Task item ->
Return each line of the records below that contains the word "subtitle".

*** Opening Raw data ***

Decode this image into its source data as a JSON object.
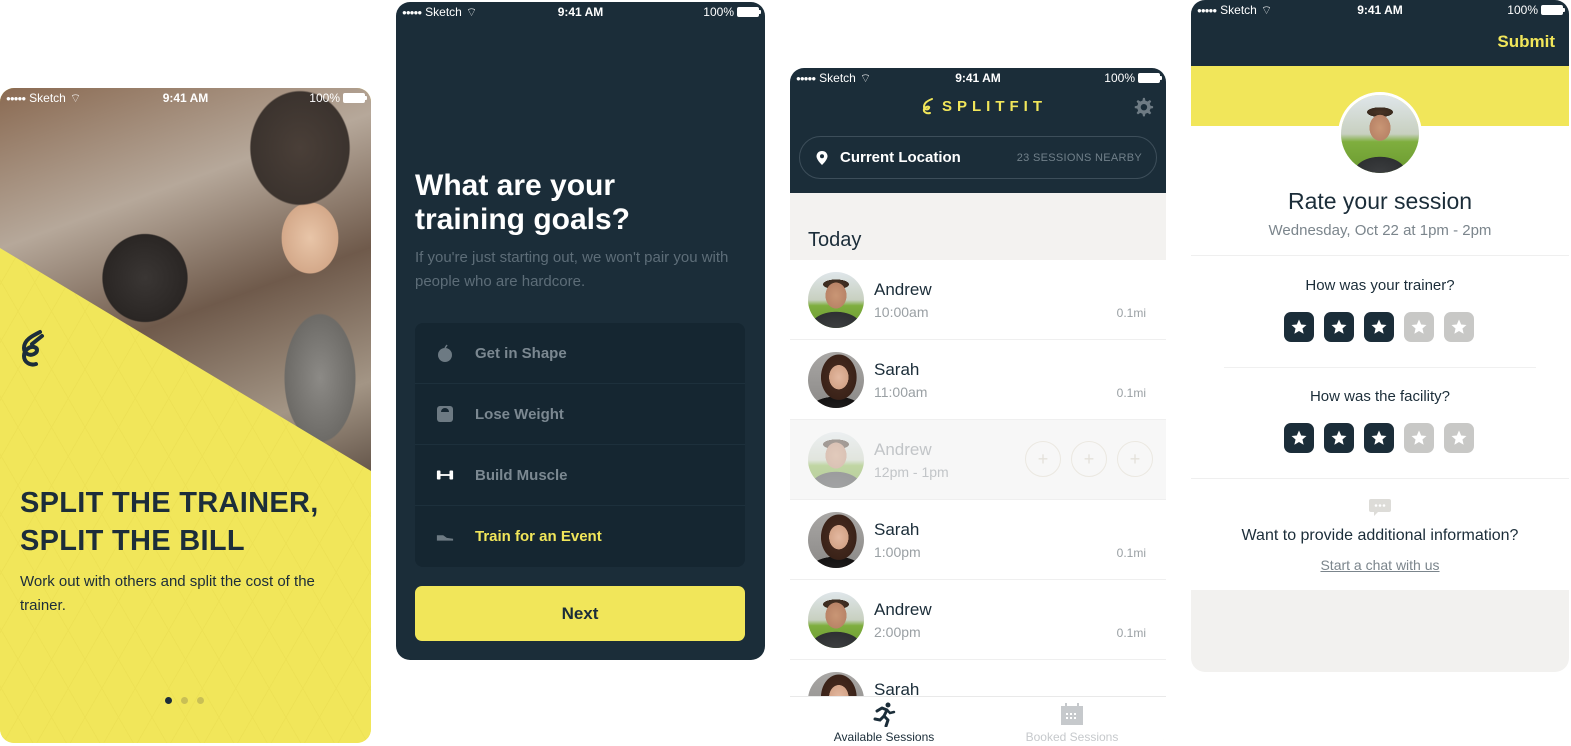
{
  "status_bar": {
    "carrier": "Sketch",
    "time": "9:41 AM",
    "battery": "100%"
  },
  "onboarding": {
    "headline_line1": "SPLIT THE TRAINER,",
    "headline_line2": "SPLIT THE BILL",
    "subtitle": "Work out with others and split the cost of the trainer.",
    "page_count": 3,
    "active_page": 1,
    "brand_color": "#f1e65a",
    "text_color": "#1c2d3a"
  },
  "goals": {
    "title": "What are your training goals?",
    "description": "If you're just starting out, we won't pair you with people who are hardcore.",
    "options": [
      {
        "label": "Get in Shape",
        "icon": "apple-icon",
        "selected": false
      },
      {
        "label": "Lose Weight",
        "icon": "scale-icon",
        "selected": false
      },
      {
        "label": "Build Muscle",
        "icon": "dumbbell-icon",
        "selected": false
      },
      {
        "label": "Train for an Event",
        "icon": "sneaker-icon",
        "selected": true
      }
    ],
    "next_label": "Next",
    "bg_color": "#1b2d39"
  },
  "sessions": {
    "brand": "SPLITFIT",
    "location_label": "Current Location",
    "nearby_count": "23 SESSIONS NEARBY",
    "day_header": "Today",
    "items": [
      {
        "name": "Andrew",
        "time": "10:00am",
        "distance": "0.1mi",
        "avatar": "male",
        "full": false
      },
      {
        "name": "Sarah",
        "time": "11:00am",
        "distance": "0.1mi",
        "avatar": "female",
        "full": false
      },
      {
        "name": "Andrew",
        "time": "12pm - 1pm",
        "distance": "",
        "avatar": "male",
        "full": true,
        "slots": 3
      },
      {
        "name": "Sarah",
        "time": "1:00pm",
        "distance": "0.1mi",
        "avatar": "female",
        "full": false
      },
      {
        "name": "Andrew",
        "time": "2:00pm",
        "distance": "0.1mi",
        "avatar": "male",
        "full": false
      },
      {
        "name": "Sarah",
        "time": "",
        "distance": "",
        "avatar": "female",
        "full": false
      }
    ],
    "tabs": [
      {
        "label": "Available Sessions",
        "icon": "running-icon",
        "active": true
      },
      {
        "label": "Booked Sessions",
        "icon": "calendar-icon",
        "active": false
      }
    ]
  },
  "rating": {
    "submit_label": "Submit",
    "title": "Rate your session",
    "date": "Wednesday, Oct 22 at 1pm - 2pm",
    "questions": [
      {
        "label": "How was your trainer?",
        "rating": 3,
        "max": 5
      },
      {
        "label": "How was the facility?",
        "rating": 3,
        "max": 5
      }
    ],
    "more_info": "Want to provide additional information?",
    "chat_link": "Start a chat with us"
  }
}
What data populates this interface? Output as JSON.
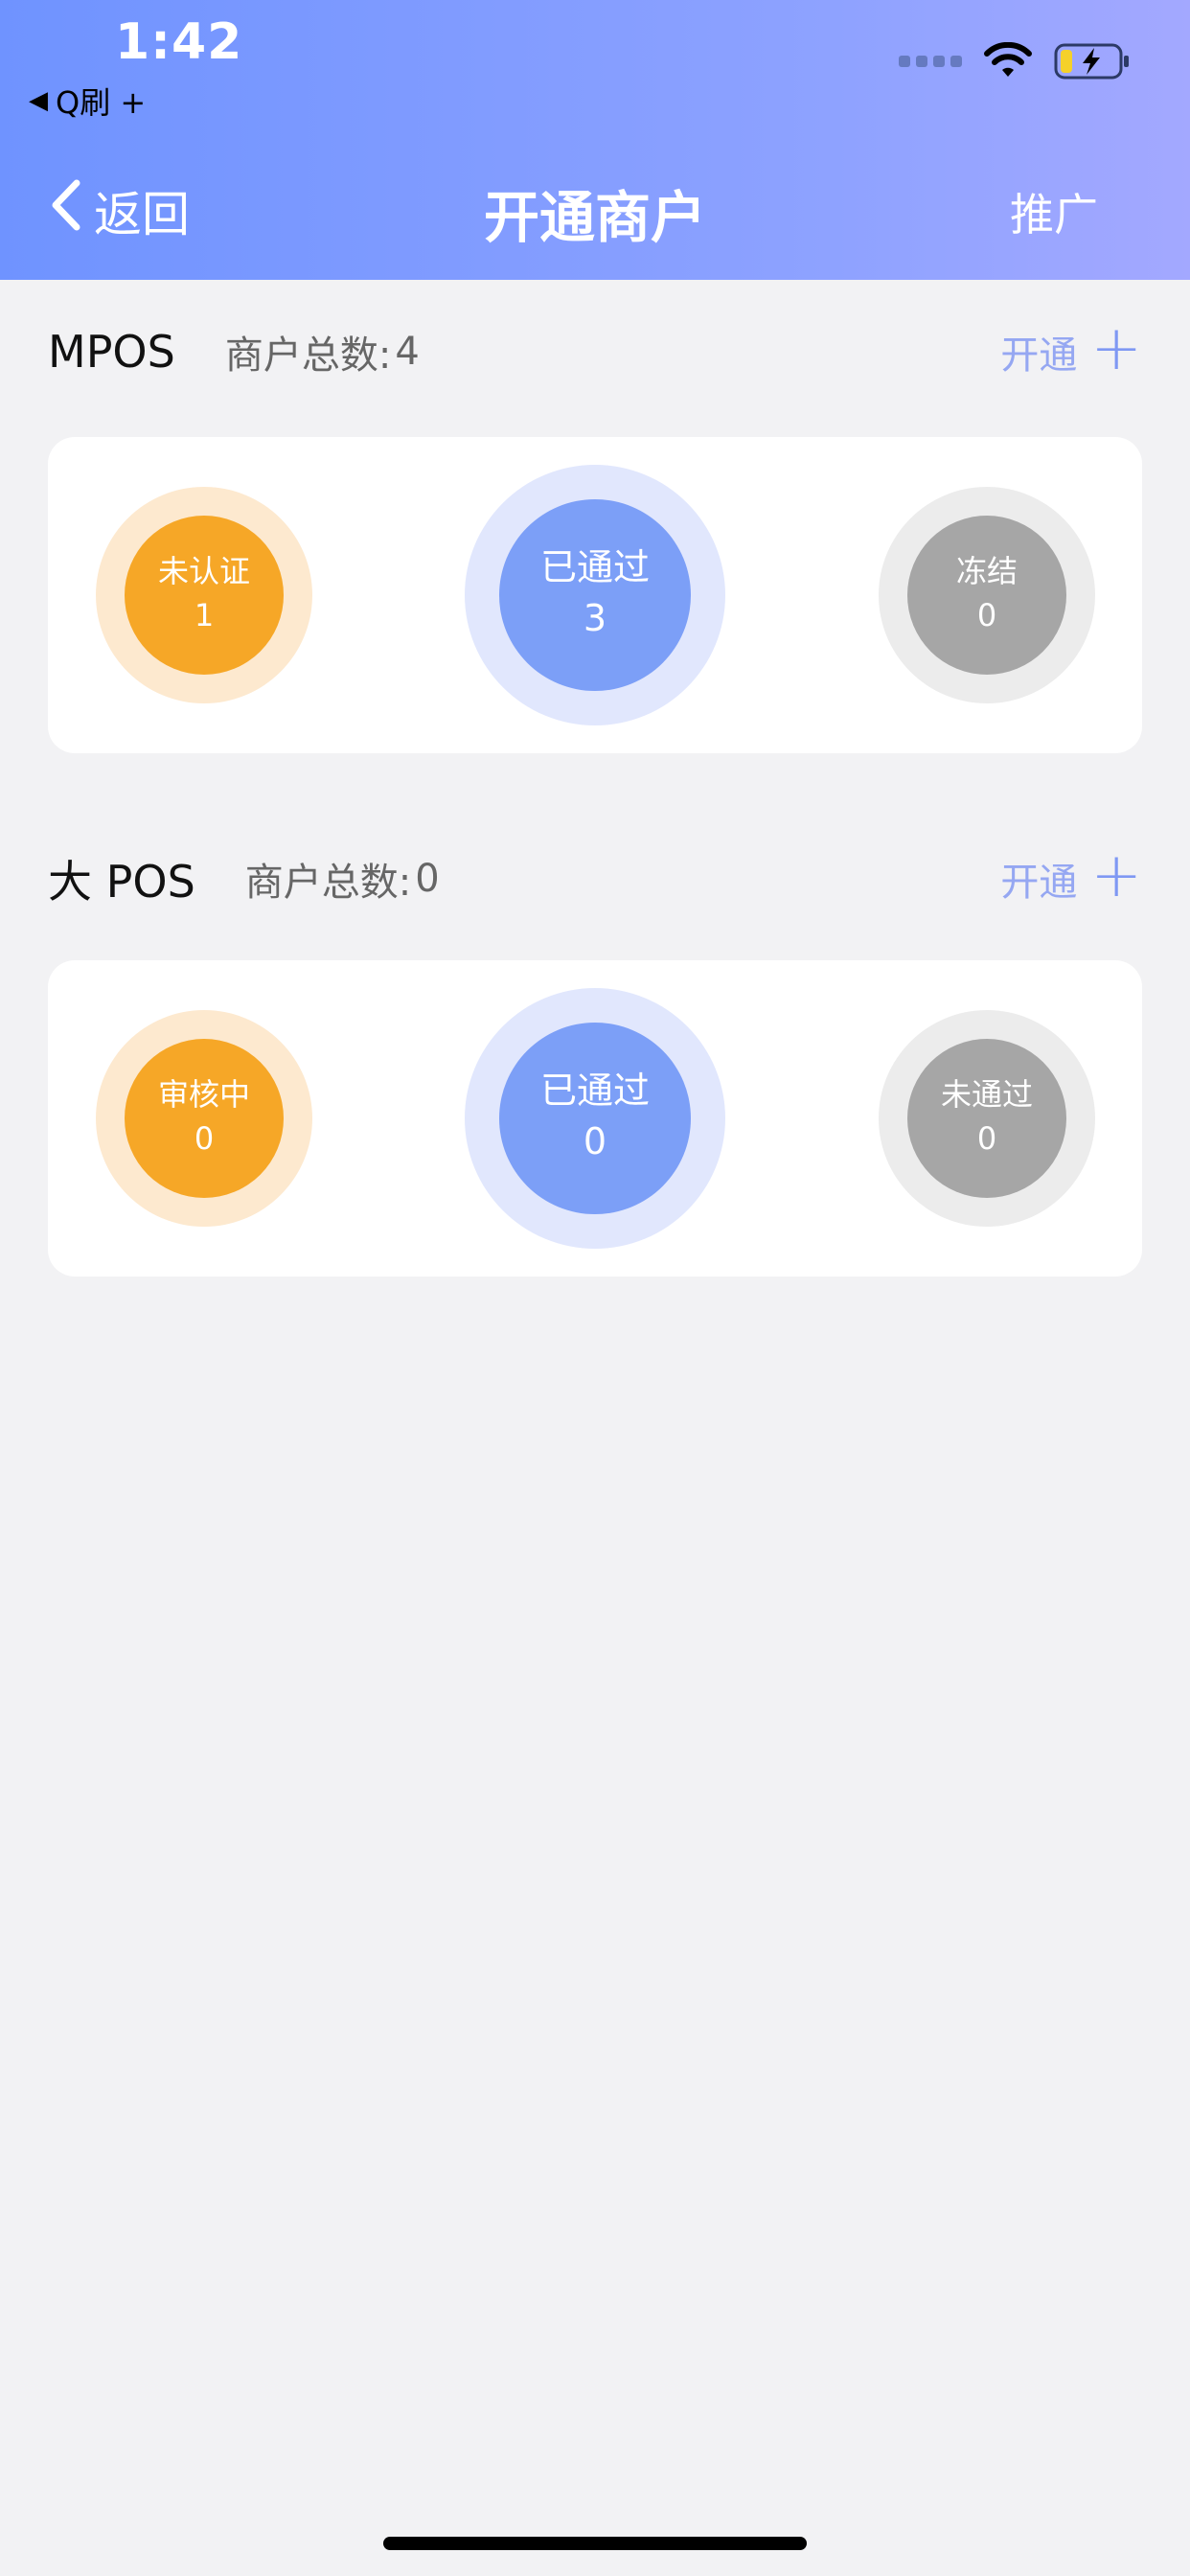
{
  "status_bar": {
    "time": "1:42",
    "back_app_label": "Q刷 +"
  },
  "nav": {
    "back_label": "返回",
    "title": "开通商户",
    "promote_label": "推广"
  },
  "colors": {
    "header_gradient_start": "#6f93ff",
    "header_gradient_end": "#a3a8ff",
    "orange": "#f6a727",
    "blue": "#7c9ff7",
    "gray": "#a6a6a6",
    "open_link": "#95a7f2"
  },
  "sections": [
    {
      "name": "MPOS",
      "count_label": "商户总数:",
      "count_value": "4",
      "open_label": "开通",
      "open_icon": "plus-icon",
      "statuses": [
        {
          "label": "未认证",
          "value": "1"
        },
        {
          "label": "已通过",
          "value": "3"
        },
        {
          "label": "冻结",
          "value": "0"
        }
      ]
    },
    {
      "name": "大 POS",
      "count_label": "商户总数:",
      "count_value": "0",
      "open_label": "开通",
      "open_icon": "plus-icon",
      "statuses": [
        {
          "label": "审核中",
          "value": "0"
        },
        {
          "label": "已通过",
          "value": "0"
        },
        {
          "label": "未通过",
          "value": "0"
        }
      ]
    }
  ]
}
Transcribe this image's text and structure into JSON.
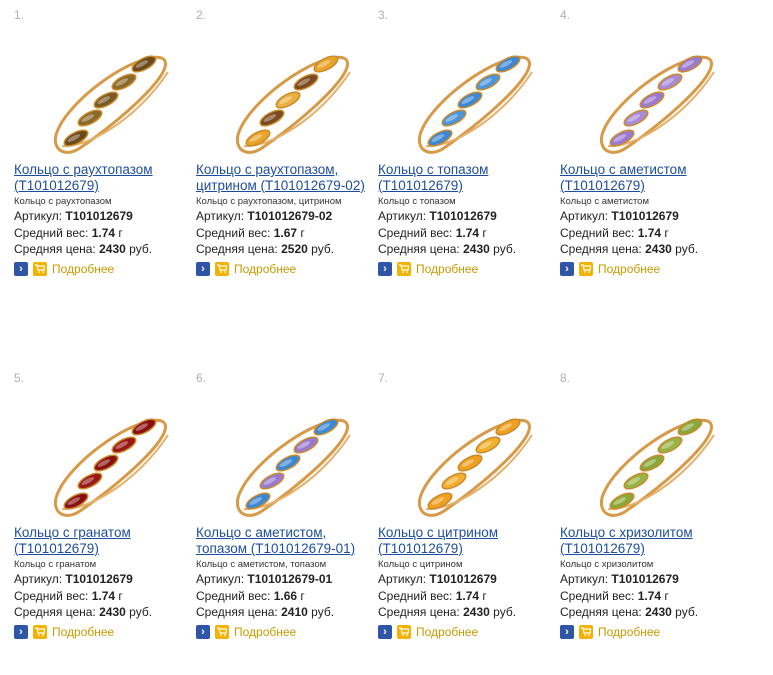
{
  "products": [
    {
      "num": "1.",
      "title": "Кольцо с раухтопазом (T101012679)",
      "subtitle": "Кольцо с раухтопазом",
      "article_label": "Артикул:",
      "article": "T101012679",
      "weight_label": "Средний вес:",
      "weight": "1.74",
      "weight_unit": "г",
      "price_label": "Средняя цена:",
      "price": "2430",
      "price_unit": "руб.",
      "more": "Подробнее",
      "colors": [
        "#6b4a1e",
        "#8a6a2a",
        "#7a5a25",
        "#8a6a2a",
        "#6b4a1e"
      ]
    },
    {
      "num": "2.",
      "title": "Кольцо с раухтопазом, цитрином (T101012679-02)",
      "subtitle": "Кольцо с раухтопазом, цитрином",
      "article_label": "Артикул:",
      "article": "T101012679-02",
      "weight_label": "Средний вес:",
      "weight": "1.67",
      "weight_unit": "г",
      "price_label": "Средняя цена:",
      "price": "2520",
      "price_unit": "руб.",
      "more": "Подробнее",
      "colors": [
        "#e8a52a",
        "#7a4a20",
        "#eab040",
        "#7a4a20",
        "#e8a52a"
      ]
    },
    {
      "num": "3.",
      "title": "Кольцо с топазом (T101012679)",
      "subtitle": "Кольцо с топазом",
      "article_label": "Артикул:",
      "article": "T101012679",
      "weight_label": "Средний вес:",
      "weight": "1.74",
      "weight_unit": "г",
      "price_label": "Средняя цена:",
      "price": "2430",
      "price_unit": "руб.",
      "more": "Подробнее",
      "colors": [
        "#3d88d4",
        "#4a95dc",
        "#3d88d4",
        "#4a95dc",
        "#3d88d4"
      ]
    },
    {
      "num": "4.",
      "title": "Кольцо с аметистом (T101012679)",
      "subtitle": "Кольцо с аметистом",
      "article_label": "Артикул:",
      "article": "T101012679",
      "weight_label": "Средний вес:",
      "weight": "1.74",
      "weight_unit": "г",
      "price_label": "Средняя цена:",
      "price": "2430",
      "price_unit": "руб.",
      "more": "Подробнее",
      "colors": [
        "#9a7ad0",
        "#a88ad8",
        "#9a7ad0",
        "#a88ad8",
        "#9a7ad0"
      ]
    },
    {
      "num": "5.",
      "title": "Кольцо с гранатом (T101012679)",
      "subtitle": "Кольцо с гранатом",
      "article_label": "Артикул:",
      "article": "T101012679",
      "weight_label": "Средний вес:",
      "weight": "1.74",
      "weight_unit": "г",
      "price_label": "Средняя цена:",
      "price": "2430",
      "price_unit": "руб.",
      "more": "Подробнее",
      "colors": [
        "#8a1010",
        "#9a1818",
        "#8a1010",
        "#9a1818",
        "#8a1010"
      ]
    },
    {
      "num": "6.",
      "title": "Кольцо с аметистом, топазом (T101012679-01)",
      "subtitle": "Кольцо с аметистом, топазом",
      "article_label": "Артикул:",
      "article": "T101012679-01",
      "weight_label": "Средний вес:",
      "weight": "1.66",
      "weight_unit": "г",
      "price_label": "Средняя цена:",
      "price": "2410",
      "price_unit": "руб.",
      "more": "Подробнее",
      "colors": [
        "#3d88d4",
        "#9a7ad0",
        "#3d88d4",
        "#9a7ad0",
        "#3d88d4"
      ]
    },
    {
      "num": "7.",
      "title": "Кольцо с цитрином (T101012679)",
      "subtitle": "Кольцо с цитрином",
      "article_label": "Артикул:",
      "article": "T101012679",
      "weight_label": "Средний вес:",
      "weight": "1.74",
      "weight_unit": "г",
      "price_label": "Средняя цена:",
      "price": "2430",
      "price_unit": "руб.",
      "more": "Подробнее",
      "colors": [
        "#f0a020",
        "#f2b030",
        "#f0a020",
        "#f2b030",
        "#f0a020"
      ]
    },
    {
      "num": "8.",
      "title": "Кольцо с хризолитом (T101012679)",
      "subtitle": "Кольцо с хризолитом",
      "article_label": "Артикул:",
      "article": "T101012679",
      "weight_label": "Средний вес:",
      "weight": "1.74",
      "weight_unit": "г",
      "price_label": "Средняя цена:",
      "price": "2430",
      "price_unit": "руб.",
      "more": "Подробнее",
      "colors": [
        "#8aa83a",
        "#98b446",
        "#8aa83a",
        "#98b446",
        "#8aa83a"
      ]
    }
  ],
  "icons": {
    "arrow": "arrow-right-icon",
    "cart": "cart-icon"
  }
}
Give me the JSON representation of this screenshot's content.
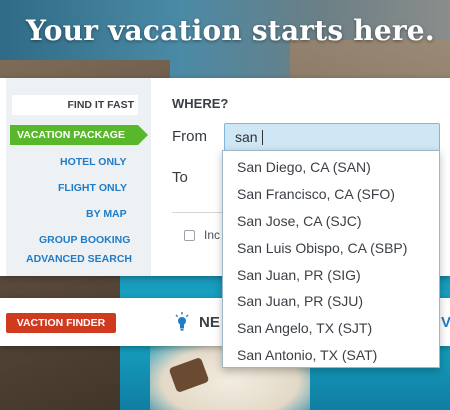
{
  "headline": "Your vacation starts here.",
  "sidebar": {
    "find_fast": "FIND IT FAST",
    "items": [
      {
        "label": "VACATION PACKAGE"
      },
      {
        "label": "HOTEL ONLY"
      },
      {
        "label": "FLIGHT ONLY"
      },
      {
        "label": "BY MAP"
      },
      {
        "label": "GROUP BOOKING"
      },
      {
        "label": "ADVANCED SEARCH"
      }
    ]
  },
  "form": {
    "where_label": "WHERE?",
    "from_label": "From",
    "to_label": "To",
    "from_value": "san",
    "checkbox_label": "Inc"
  },
  "autocomplete": [
    "San Diego, CA (SAN)",
    "San Francisco, CA (SFO)",
    "San Jose, CA (SJC)",
    "San Luis Obispo, CA (SBP)",
    "San Juan, PR (SIG)",
    "San Juan, PR (SJU)",
    "San Angelo, TX (SJT)",
    "San Antonio, TX (SAT)"
  ],
  "finder": {
    "tab_label": "VACTION FINDER",
    "partial_title": "NE",
    "partial_link": "V"
  },
  "colors": {
    "active_tab": "#58b72a",
    "finder_tab": "#d03a1f",
    "link_blue": "#1e7cc8",
    "input_bg": "#cfe6f4"
  }
}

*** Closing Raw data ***

Output of the task ->
    "subtitle": "Work out with others and split the cost of the trainer.",
      "subtitle": "Кольцо с раухтопазом",
      "subtitle": "Кольцо с раухтопазом, цитрином",
      "subtitle": "Кольцо с топазом",
      "subtitle": "Кольцо с аметистом",
      "subtitle": "Кольцо с гранатом",
      "subtitle": "Кольцо с аметистом, топазом",
      "subtitle": "Кольцо с цитрином",
      "subtitle": "Кольцо с хризолитом",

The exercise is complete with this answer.